** Exercise details **
How many lines in the records below include "structured"? Answer with the number only.

** Entries from a dataset of interfaces **
*****
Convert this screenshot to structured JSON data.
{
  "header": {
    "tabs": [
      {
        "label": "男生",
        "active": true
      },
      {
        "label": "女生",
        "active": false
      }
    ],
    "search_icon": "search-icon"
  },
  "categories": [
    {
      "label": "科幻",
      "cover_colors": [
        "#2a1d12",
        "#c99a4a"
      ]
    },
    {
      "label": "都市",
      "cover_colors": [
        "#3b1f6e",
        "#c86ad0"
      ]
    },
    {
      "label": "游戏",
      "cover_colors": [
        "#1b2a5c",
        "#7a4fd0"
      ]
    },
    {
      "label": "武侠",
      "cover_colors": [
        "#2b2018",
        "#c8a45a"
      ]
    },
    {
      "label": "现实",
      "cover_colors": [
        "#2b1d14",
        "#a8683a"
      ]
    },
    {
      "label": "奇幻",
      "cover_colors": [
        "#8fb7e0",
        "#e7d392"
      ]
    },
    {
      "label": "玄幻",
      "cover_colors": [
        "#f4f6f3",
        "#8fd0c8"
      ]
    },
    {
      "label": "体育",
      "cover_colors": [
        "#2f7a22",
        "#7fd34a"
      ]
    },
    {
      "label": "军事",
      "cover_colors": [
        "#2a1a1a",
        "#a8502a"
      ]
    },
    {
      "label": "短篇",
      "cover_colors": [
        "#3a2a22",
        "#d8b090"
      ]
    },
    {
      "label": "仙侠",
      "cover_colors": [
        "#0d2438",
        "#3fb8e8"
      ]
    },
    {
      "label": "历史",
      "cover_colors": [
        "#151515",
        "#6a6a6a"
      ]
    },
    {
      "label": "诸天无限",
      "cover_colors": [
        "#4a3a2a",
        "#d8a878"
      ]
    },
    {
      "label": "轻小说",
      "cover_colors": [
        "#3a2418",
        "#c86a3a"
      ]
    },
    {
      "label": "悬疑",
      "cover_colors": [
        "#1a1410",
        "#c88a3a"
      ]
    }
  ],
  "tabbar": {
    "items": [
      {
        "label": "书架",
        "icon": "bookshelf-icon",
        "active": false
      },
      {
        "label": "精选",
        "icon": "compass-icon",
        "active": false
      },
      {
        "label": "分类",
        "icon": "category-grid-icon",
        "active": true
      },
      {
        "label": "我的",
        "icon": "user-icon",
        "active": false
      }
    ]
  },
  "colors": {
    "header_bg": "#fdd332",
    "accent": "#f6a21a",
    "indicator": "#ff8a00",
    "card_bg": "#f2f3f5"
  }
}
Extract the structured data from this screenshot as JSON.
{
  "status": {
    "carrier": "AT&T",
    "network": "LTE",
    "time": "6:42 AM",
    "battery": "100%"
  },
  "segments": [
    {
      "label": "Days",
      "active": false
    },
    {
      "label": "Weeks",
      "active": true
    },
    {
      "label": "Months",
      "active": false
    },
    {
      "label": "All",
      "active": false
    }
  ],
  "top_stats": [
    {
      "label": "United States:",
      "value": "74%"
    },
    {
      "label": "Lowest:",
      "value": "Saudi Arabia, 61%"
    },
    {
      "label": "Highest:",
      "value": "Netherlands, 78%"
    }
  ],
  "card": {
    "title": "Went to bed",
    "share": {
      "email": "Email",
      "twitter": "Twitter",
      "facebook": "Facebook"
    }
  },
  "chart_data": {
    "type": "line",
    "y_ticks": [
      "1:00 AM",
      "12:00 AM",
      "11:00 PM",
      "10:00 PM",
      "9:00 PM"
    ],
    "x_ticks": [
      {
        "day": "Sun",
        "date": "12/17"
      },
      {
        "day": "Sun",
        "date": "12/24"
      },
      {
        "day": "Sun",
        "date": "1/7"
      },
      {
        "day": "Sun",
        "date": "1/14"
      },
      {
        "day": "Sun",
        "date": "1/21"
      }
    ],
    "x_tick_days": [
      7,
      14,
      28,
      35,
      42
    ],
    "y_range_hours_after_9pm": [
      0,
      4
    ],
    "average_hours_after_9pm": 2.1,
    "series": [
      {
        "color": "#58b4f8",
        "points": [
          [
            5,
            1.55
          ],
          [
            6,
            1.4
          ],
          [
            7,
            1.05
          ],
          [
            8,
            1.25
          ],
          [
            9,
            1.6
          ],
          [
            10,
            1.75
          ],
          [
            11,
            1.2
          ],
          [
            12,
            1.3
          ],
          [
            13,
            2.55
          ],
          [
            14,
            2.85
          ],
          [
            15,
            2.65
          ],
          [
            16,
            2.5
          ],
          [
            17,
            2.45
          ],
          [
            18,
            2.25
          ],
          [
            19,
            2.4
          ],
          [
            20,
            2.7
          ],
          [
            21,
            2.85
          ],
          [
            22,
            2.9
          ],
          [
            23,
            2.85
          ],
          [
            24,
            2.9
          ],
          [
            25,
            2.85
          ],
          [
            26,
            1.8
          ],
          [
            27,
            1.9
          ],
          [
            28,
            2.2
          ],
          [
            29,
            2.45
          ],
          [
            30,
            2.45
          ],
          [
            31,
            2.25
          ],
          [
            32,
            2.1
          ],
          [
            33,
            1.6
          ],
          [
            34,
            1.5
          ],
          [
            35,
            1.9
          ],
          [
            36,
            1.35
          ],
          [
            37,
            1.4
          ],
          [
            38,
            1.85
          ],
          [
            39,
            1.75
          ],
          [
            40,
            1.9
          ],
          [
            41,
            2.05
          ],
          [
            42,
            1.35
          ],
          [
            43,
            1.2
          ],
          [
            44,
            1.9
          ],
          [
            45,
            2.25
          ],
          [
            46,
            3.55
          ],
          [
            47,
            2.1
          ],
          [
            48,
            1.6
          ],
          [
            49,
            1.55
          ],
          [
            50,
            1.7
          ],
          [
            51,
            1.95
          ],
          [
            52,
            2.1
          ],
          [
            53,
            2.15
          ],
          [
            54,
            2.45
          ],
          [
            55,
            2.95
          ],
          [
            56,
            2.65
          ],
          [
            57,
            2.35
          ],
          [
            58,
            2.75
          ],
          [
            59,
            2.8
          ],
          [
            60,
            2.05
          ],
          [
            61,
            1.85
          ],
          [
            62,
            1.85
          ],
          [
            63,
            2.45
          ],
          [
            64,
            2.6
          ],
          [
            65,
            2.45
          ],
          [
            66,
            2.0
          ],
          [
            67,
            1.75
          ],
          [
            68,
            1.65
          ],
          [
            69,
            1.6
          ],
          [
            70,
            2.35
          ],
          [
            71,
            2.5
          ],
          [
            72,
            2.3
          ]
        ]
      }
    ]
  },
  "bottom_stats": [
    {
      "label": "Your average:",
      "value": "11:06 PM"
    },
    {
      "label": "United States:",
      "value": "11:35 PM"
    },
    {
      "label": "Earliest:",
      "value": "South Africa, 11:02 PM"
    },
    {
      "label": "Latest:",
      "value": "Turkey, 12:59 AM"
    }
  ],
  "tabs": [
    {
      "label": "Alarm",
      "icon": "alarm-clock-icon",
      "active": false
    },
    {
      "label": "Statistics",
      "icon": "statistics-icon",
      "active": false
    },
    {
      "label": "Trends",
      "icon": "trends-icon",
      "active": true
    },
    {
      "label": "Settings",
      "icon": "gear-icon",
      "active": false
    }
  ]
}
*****
** Output of the exercise **
2